Just when I think Im going
to be the one to cry first, the doctor appears and says Veronica Marshall in a
professional way, businesslike but still pleasant, the way they must learn at medical
school. At last. Veronica looks up, she is scratching for England by now. I try to smile
reassuringly as she gathers up her satchel and follows the doctor around the corner to the
consulting room. God, I hope she gets some cream.
I sit there waiting. The kid
settles down on his mothers lap and looks almost sweet. Max showed me a photo once
of him when he was a little boy. He was standing in front of a red football, just about to
kick, but dazed by the sudden appearance of the camera, one chubby leg raised in the air
uncertainly as he smiled.
The woman next to me with the
wheezy breath is called into another room by an Indian doctor, who greets her by her
Christian name, Jenny.
Its too hot. Why is it so
hot? I glance at my watch now and again, wanting a cigarette. Five minutes. Twelve
minutes. My tights are really beginning to bother me, and just when I think I might go and
stand outside, Veronica appears again and I get up, relieved to be out of there.
Everything OK? I
venture when we get outside. I take a nice deep breath of germ-free air. Theres a
wind tugging at my coat as I do up the buttons. Veronica is fiddling in her pockets for
gloves, which she seems to wear all the time, even when its not cold enough.
Shes stopped scratching at least. She fits her hand into the first glove and just as
she is reaching for the other she says it, as if she were a character from one of her fat
Im going to have a
I look at her as if I
havent heard properly. Shes holding the other glove, which is dark red and
What? I say.
She works her fingers into the
woolly pouches. Her voice is calm, as if shes delivering a line.
Its due in
November, she says in an even tone, I dont suppose hell be around
Who? I ask Who
wont be around by then?

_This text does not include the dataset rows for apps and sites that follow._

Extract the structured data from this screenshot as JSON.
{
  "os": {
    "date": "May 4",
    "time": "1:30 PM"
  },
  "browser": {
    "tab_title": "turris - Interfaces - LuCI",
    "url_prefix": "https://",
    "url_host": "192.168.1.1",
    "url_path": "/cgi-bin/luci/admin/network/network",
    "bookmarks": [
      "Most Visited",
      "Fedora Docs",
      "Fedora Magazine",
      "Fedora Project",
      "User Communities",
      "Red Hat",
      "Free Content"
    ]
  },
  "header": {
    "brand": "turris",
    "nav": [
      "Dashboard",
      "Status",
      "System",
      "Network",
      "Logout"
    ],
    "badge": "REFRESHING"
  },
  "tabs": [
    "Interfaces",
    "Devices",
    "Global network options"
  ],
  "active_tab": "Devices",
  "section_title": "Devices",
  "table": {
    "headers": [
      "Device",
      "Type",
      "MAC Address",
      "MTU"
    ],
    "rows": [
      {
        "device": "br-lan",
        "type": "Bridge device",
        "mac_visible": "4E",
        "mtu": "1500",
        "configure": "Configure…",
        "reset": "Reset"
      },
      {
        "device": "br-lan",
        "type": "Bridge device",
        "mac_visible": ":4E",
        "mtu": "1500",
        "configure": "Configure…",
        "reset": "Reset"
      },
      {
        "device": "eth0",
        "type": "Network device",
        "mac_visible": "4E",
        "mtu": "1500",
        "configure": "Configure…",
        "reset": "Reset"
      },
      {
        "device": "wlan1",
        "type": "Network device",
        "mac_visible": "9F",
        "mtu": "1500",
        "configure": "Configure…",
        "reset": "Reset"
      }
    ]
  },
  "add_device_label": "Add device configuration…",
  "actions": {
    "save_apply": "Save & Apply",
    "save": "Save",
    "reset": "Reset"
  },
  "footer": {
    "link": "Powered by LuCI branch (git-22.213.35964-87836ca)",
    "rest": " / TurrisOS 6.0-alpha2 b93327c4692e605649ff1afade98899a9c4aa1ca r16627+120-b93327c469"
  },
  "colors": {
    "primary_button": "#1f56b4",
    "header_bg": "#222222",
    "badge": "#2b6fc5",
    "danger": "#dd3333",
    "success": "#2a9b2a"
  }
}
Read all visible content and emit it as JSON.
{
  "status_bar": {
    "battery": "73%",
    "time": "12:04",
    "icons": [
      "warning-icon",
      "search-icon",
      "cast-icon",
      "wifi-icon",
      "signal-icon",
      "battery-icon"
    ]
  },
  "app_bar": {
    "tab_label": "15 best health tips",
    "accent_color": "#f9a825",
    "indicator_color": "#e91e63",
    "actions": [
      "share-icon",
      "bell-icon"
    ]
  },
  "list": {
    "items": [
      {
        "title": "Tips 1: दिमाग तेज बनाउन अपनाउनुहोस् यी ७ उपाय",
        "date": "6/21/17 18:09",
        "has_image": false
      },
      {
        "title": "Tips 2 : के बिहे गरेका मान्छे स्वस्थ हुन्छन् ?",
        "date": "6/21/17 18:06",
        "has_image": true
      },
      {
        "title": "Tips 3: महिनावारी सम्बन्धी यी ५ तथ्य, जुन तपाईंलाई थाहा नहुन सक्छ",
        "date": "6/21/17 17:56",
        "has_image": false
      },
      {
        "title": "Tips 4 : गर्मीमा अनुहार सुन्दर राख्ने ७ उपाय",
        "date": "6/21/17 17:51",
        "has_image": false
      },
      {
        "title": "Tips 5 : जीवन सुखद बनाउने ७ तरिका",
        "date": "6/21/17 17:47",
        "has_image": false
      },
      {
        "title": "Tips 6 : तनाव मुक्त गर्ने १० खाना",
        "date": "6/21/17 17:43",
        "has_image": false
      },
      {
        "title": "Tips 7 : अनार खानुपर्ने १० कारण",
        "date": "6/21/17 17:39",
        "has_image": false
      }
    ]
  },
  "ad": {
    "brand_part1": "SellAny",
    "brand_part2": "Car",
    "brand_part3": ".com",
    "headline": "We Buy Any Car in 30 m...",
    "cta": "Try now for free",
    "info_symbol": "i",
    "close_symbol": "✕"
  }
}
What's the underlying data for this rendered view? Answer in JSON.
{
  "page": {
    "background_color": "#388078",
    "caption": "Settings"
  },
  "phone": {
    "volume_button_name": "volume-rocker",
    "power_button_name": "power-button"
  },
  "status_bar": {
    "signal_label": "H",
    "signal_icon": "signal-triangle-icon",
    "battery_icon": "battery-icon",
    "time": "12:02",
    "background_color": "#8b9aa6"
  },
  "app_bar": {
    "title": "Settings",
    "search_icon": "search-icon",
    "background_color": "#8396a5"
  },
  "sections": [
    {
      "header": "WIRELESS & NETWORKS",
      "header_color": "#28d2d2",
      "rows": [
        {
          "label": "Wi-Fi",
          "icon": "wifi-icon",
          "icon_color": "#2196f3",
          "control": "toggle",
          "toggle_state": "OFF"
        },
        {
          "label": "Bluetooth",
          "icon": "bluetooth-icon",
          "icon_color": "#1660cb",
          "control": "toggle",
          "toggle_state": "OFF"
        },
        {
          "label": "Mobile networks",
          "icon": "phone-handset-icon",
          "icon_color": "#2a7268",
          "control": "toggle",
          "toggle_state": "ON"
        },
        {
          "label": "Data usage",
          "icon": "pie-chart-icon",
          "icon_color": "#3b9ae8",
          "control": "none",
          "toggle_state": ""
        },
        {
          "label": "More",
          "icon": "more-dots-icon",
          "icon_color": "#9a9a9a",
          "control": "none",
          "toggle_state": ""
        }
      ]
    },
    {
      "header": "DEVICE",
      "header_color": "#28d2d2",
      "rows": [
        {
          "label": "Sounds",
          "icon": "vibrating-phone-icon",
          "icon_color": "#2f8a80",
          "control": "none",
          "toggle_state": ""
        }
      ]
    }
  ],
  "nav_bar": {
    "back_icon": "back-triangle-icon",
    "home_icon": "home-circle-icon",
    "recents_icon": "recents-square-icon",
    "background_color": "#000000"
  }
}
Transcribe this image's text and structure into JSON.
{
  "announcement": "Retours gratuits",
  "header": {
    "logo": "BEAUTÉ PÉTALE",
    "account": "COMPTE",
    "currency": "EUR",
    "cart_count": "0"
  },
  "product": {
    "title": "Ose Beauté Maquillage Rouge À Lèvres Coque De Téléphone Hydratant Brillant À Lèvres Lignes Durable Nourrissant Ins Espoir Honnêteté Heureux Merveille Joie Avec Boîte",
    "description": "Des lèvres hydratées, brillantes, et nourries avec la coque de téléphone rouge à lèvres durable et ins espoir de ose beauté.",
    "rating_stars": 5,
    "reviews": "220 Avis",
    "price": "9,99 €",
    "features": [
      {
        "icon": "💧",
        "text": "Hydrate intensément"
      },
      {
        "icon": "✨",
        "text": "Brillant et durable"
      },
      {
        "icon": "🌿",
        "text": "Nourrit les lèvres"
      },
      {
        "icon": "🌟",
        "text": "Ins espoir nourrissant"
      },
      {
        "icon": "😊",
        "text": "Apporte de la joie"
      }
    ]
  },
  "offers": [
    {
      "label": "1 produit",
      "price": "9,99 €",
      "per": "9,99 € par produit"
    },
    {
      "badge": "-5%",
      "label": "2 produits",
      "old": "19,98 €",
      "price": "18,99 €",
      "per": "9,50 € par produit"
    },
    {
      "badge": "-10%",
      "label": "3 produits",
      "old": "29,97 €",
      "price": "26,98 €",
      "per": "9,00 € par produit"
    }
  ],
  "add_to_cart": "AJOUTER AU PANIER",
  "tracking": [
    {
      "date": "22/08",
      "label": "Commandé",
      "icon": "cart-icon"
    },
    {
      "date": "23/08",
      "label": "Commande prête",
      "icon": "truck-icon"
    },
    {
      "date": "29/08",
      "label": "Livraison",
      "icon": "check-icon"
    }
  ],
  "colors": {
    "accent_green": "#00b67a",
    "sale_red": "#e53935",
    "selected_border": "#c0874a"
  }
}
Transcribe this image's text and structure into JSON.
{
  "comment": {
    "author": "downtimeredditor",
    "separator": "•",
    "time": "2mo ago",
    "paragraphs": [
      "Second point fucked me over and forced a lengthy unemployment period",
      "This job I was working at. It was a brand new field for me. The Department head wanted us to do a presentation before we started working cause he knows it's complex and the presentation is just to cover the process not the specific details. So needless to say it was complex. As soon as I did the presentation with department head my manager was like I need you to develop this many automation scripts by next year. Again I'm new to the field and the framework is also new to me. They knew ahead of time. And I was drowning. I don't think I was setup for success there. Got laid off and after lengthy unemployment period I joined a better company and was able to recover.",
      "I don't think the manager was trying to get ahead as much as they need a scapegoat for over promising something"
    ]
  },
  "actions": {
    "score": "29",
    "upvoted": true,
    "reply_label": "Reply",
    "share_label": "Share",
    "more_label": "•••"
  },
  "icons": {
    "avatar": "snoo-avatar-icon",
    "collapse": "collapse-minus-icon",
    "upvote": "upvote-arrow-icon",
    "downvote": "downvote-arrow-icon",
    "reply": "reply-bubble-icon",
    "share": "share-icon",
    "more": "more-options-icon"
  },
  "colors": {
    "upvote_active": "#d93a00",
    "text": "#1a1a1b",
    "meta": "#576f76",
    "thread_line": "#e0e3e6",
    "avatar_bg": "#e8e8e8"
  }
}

But I know what shes going
to say before I hear it. I think of him, standing at the bottom of the stairs, laughing to
himself. Sweet dreams, Ronnie. He says. Sweet dreams.